* Instructions to follow *
Each line of the listing that contains the word "movq" is to be copied.

* Input *
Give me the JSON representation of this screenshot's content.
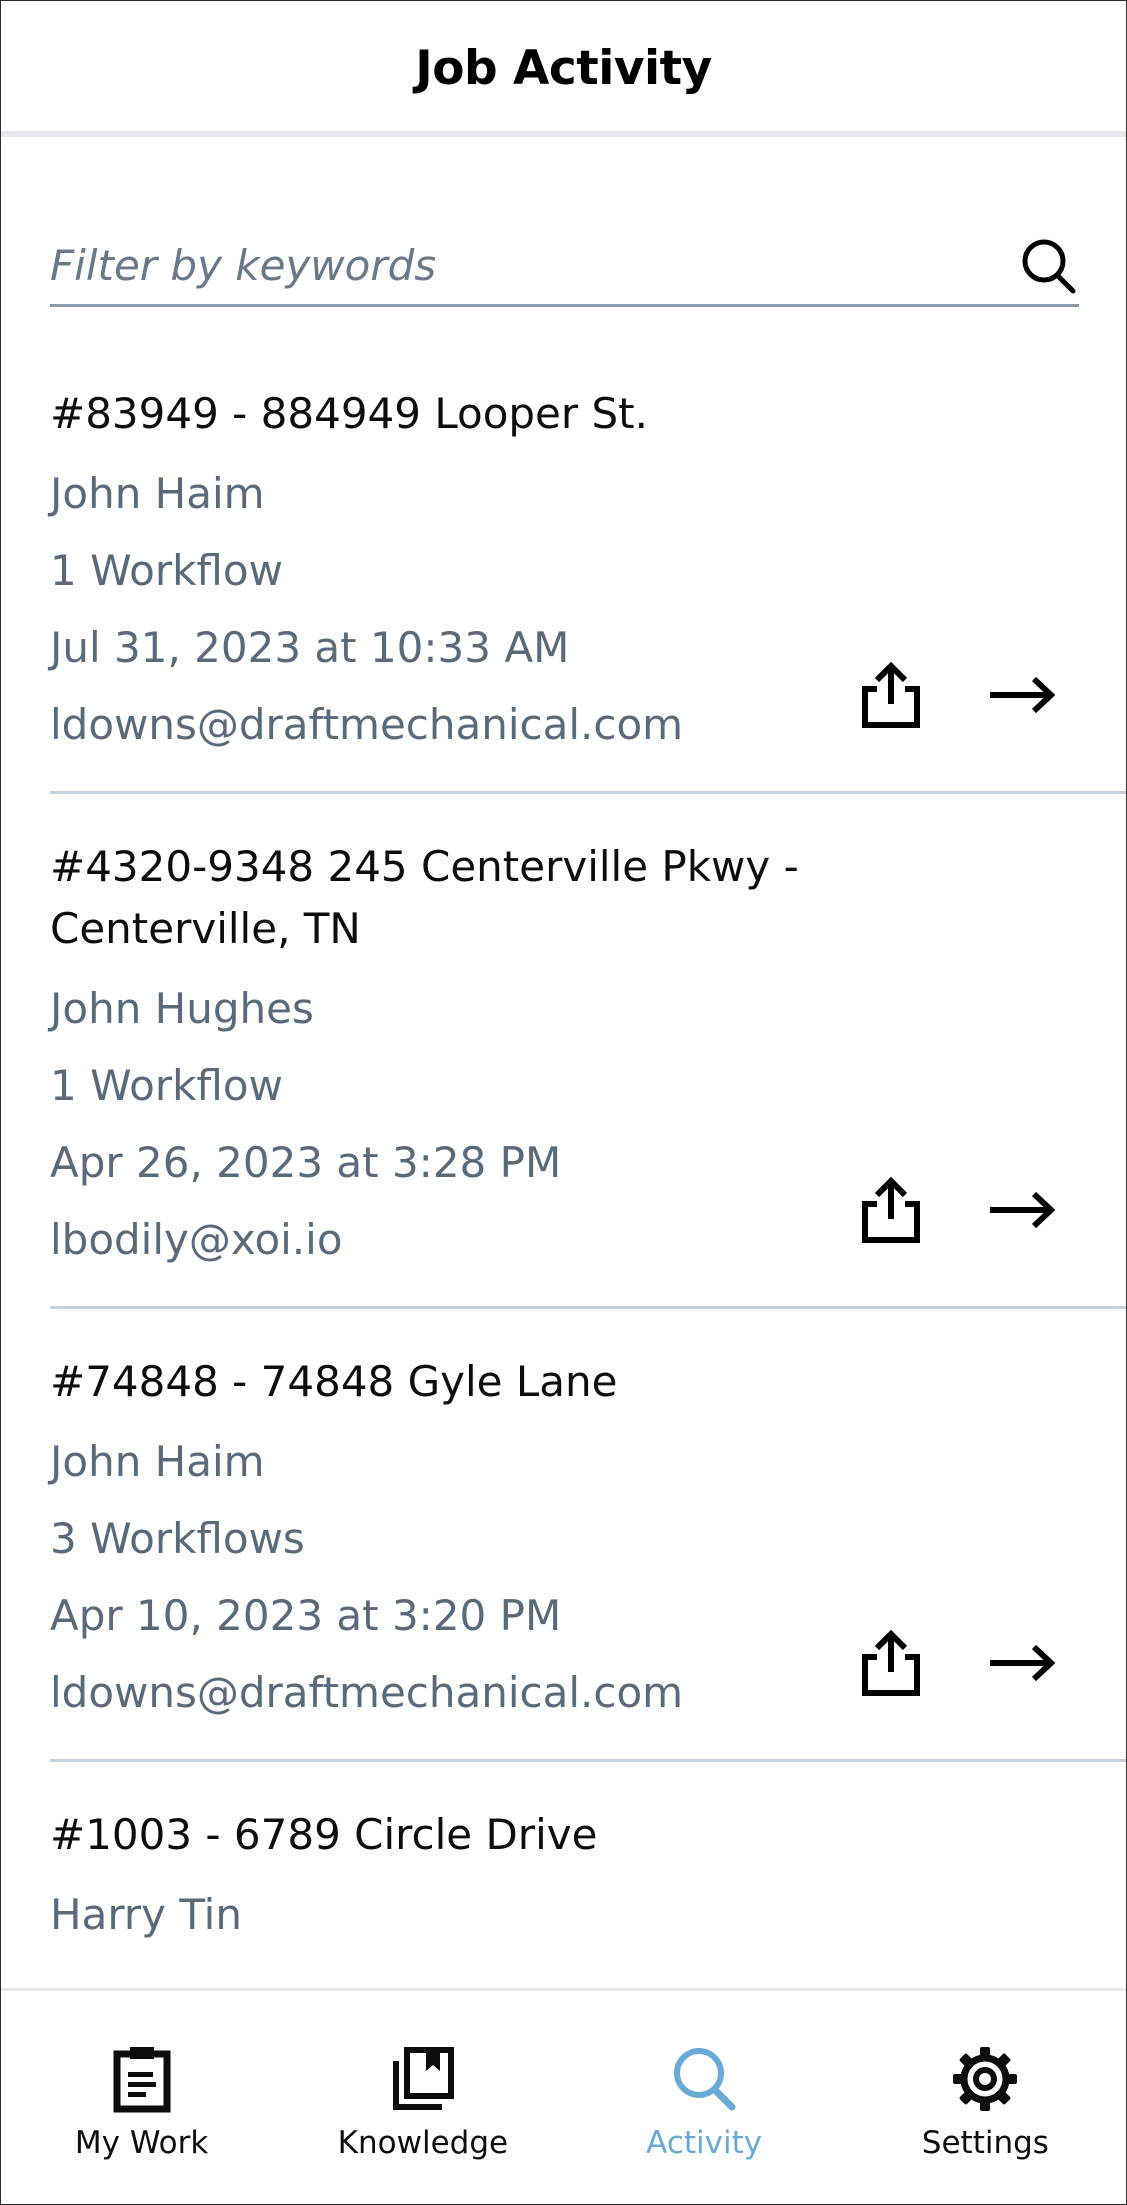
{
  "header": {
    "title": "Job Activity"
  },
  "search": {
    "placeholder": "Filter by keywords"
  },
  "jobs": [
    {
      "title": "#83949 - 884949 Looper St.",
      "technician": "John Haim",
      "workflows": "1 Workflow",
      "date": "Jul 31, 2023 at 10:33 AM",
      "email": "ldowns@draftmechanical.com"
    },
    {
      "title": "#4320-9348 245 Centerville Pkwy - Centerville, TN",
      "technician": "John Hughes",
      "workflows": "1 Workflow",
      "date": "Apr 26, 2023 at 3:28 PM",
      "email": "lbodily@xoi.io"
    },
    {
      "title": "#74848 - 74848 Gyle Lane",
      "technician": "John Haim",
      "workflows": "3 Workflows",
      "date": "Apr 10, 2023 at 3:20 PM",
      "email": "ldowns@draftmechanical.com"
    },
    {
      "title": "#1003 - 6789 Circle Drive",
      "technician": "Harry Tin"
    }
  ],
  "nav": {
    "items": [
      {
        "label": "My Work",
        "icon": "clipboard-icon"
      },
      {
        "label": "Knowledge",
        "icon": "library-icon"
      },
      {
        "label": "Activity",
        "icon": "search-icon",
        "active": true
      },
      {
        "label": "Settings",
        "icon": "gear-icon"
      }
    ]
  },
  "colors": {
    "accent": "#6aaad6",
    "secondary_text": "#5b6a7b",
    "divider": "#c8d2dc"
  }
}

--

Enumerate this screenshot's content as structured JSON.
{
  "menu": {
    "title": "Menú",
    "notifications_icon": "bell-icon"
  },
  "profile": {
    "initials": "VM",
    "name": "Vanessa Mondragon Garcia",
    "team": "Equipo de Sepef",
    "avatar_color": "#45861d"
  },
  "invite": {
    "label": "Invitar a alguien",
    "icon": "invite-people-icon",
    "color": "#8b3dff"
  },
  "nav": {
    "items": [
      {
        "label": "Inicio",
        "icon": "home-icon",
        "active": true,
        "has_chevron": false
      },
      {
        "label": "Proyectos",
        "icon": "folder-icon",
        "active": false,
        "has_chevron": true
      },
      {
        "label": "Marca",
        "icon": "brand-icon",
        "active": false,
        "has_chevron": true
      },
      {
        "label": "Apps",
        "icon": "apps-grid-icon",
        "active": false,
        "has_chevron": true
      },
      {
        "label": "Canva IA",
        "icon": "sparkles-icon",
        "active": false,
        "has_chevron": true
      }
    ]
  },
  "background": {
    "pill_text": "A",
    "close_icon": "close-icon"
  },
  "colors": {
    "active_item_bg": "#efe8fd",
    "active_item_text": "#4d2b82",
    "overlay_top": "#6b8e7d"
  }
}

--

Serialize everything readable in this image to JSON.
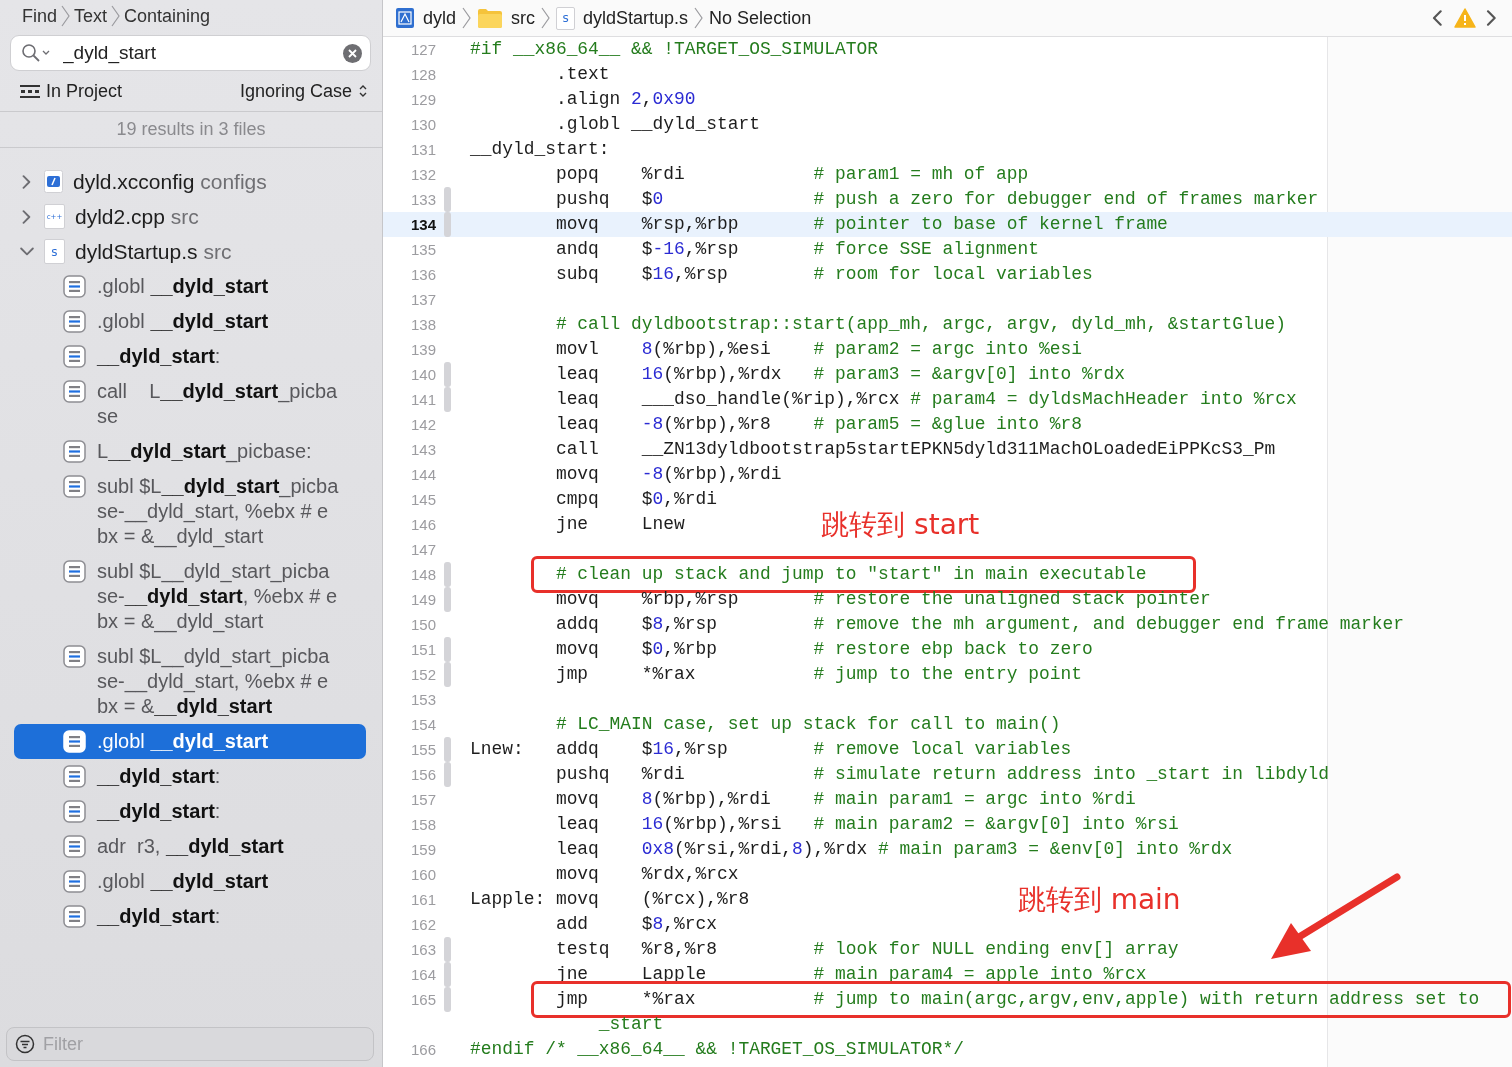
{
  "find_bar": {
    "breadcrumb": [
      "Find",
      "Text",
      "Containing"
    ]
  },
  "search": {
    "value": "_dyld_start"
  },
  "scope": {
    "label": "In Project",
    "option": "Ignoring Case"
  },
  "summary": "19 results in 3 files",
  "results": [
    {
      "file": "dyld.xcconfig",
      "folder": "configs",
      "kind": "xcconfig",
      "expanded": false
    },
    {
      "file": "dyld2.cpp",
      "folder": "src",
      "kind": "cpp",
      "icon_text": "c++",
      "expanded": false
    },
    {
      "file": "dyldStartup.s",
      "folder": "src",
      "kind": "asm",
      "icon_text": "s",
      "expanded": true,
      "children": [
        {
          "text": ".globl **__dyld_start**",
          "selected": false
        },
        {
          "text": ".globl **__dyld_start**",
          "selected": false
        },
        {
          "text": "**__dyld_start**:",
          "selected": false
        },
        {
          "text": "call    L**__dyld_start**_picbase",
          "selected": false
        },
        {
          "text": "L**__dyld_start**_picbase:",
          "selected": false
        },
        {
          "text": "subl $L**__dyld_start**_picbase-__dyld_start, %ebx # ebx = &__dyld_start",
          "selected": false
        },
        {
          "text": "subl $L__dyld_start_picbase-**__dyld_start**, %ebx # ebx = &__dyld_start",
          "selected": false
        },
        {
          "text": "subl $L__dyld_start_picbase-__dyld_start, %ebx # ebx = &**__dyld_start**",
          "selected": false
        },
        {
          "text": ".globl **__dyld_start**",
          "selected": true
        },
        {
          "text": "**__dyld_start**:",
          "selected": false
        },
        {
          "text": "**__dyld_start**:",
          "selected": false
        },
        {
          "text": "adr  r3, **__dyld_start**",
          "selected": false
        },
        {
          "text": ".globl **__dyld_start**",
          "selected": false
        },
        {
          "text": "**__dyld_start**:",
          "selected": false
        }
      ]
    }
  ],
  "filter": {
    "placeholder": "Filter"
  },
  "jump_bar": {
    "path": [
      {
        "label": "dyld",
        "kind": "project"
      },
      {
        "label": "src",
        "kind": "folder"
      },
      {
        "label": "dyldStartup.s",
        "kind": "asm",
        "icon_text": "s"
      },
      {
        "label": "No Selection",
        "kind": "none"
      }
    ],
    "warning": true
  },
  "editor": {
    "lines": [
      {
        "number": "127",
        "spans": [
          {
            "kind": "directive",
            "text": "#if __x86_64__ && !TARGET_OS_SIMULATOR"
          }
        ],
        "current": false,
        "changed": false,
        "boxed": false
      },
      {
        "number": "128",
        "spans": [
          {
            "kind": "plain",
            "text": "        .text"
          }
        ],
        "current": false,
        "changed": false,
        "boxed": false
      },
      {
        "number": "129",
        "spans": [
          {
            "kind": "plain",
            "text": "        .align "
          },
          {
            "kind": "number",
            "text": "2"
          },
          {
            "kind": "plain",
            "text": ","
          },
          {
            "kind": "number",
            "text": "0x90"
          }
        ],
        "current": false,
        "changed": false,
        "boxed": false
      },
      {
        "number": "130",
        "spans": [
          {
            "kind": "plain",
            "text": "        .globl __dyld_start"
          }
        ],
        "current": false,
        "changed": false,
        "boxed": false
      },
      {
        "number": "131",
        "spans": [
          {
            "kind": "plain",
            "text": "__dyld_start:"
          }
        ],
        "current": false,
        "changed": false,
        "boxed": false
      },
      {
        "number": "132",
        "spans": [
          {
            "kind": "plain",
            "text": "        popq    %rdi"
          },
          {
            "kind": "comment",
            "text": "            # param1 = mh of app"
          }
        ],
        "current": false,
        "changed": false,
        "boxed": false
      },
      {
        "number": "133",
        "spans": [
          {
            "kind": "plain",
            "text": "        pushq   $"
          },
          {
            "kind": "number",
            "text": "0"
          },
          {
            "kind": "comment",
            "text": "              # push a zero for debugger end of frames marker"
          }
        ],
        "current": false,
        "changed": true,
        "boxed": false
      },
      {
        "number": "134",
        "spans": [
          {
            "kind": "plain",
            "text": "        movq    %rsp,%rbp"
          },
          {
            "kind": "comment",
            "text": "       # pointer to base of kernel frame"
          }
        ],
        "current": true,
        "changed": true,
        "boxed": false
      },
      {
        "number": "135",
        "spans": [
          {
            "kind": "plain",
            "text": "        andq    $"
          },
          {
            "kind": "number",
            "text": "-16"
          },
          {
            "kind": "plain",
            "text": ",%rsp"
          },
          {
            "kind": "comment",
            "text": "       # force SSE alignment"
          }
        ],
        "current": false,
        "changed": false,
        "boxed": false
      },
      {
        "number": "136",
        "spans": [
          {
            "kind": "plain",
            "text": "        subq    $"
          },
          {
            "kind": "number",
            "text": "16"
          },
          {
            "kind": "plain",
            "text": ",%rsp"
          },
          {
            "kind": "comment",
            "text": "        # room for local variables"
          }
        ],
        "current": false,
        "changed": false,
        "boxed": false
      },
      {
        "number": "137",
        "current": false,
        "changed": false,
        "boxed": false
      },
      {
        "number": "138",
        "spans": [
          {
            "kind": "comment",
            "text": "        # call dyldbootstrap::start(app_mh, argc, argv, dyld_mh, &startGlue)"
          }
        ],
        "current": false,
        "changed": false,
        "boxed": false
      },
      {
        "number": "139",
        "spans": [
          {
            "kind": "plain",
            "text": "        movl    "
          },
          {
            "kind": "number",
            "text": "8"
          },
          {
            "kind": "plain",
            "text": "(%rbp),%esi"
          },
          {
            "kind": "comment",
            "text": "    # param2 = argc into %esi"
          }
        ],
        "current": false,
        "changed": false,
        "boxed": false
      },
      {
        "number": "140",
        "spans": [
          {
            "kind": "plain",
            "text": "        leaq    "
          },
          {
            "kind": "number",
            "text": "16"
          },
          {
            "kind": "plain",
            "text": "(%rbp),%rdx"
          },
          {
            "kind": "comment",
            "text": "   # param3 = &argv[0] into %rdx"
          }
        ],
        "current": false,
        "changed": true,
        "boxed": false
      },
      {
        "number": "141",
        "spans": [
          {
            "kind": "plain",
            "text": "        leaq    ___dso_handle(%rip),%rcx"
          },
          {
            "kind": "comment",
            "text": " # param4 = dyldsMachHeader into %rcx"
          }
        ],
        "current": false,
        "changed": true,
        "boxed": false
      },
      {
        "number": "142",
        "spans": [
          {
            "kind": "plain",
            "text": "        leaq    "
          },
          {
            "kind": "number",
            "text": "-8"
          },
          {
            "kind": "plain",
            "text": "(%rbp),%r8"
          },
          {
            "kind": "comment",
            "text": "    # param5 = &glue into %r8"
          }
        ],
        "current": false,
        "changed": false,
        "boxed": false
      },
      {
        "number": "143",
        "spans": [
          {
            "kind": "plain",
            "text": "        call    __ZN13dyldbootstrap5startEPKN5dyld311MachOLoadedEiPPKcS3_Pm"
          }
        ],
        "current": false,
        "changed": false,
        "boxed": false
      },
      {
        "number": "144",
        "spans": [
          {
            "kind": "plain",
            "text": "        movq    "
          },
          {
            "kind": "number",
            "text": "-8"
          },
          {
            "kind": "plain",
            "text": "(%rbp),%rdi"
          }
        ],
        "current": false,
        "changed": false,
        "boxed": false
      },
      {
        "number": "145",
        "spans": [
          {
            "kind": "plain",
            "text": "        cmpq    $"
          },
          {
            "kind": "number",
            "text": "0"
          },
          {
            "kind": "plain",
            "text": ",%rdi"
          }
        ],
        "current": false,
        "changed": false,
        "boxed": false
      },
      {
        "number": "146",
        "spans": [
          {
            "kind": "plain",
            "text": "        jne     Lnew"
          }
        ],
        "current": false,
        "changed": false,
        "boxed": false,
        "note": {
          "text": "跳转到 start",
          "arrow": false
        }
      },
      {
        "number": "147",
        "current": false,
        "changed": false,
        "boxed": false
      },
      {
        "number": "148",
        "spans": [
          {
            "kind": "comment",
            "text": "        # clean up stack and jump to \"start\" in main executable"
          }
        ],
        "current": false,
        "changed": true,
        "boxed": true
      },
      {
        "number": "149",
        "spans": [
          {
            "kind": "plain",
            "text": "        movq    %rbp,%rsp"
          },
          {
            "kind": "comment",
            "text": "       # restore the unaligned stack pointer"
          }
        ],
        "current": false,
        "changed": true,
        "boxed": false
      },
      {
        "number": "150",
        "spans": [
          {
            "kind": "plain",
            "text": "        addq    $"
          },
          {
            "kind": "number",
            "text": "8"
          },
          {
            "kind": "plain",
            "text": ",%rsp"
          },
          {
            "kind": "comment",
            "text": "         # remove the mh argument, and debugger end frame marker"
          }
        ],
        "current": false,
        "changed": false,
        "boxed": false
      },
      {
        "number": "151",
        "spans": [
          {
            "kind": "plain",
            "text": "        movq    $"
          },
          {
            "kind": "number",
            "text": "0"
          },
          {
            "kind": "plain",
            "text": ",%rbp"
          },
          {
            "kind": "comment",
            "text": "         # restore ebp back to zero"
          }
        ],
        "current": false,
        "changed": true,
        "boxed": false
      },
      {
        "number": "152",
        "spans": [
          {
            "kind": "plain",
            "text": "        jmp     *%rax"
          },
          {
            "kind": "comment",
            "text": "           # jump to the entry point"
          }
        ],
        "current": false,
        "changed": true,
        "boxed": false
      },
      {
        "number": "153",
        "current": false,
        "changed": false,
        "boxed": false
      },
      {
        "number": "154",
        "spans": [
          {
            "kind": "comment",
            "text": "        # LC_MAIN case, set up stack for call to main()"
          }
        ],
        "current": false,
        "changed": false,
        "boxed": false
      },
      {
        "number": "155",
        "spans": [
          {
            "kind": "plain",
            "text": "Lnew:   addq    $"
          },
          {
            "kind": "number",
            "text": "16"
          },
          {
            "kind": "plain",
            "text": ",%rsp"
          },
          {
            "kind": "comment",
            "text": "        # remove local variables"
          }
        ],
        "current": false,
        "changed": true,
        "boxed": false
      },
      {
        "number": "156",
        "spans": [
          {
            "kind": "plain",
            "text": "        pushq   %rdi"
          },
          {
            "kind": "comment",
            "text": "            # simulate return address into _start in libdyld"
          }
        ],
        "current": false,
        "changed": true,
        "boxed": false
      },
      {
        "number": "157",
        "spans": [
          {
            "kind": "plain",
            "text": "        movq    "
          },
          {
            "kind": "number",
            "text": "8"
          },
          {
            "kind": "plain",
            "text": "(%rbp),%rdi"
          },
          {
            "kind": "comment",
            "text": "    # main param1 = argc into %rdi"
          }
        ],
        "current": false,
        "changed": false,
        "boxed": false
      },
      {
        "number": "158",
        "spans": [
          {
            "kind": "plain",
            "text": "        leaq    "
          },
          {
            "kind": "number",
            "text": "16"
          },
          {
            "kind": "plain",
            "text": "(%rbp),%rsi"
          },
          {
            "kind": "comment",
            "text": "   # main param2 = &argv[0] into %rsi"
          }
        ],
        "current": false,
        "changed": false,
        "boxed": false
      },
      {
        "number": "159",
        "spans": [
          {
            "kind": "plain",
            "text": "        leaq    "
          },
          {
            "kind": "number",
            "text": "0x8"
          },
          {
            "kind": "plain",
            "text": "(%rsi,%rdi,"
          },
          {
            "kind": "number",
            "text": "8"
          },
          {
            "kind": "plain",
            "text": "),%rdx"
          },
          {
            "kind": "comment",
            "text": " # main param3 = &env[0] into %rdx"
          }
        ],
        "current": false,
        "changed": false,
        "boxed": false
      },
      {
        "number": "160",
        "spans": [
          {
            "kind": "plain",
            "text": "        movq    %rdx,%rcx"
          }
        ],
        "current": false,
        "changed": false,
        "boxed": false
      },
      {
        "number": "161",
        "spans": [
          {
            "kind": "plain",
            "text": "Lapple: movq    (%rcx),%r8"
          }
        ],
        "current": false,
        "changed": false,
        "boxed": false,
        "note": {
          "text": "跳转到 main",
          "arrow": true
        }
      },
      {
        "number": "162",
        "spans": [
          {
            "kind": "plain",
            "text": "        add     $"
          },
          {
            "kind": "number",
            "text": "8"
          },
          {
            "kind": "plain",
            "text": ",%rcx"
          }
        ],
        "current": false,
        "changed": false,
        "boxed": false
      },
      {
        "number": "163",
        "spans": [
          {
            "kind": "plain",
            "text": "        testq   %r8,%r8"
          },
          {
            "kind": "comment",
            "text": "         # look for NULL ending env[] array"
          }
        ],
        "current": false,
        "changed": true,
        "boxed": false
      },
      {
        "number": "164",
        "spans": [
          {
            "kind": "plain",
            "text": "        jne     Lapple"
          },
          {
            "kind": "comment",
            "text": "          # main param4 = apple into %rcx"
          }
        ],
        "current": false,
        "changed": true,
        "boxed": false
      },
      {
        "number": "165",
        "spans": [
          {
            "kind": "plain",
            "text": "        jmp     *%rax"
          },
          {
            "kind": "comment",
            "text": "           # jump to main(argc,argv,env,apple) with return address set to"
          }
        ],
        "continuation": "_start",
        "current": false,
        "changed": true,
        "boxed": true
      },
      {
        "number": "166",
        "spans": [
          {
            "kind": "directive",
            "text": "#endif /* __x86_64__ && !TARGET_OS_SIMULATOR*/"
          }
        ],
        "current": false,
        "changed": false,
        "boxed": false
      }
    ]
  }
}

* Solution for this problem *
            "text": "        movq    %rsp,%rbp"
            "text": "        movq    "
            "text": "        movq    %rbp,%rsp"
            "text": "        movq    $"
            "text": "        movq    "
            "text": "        movq    %rdx,%rcx"
            "text": "Lapple: movq    (%rcx),%r8"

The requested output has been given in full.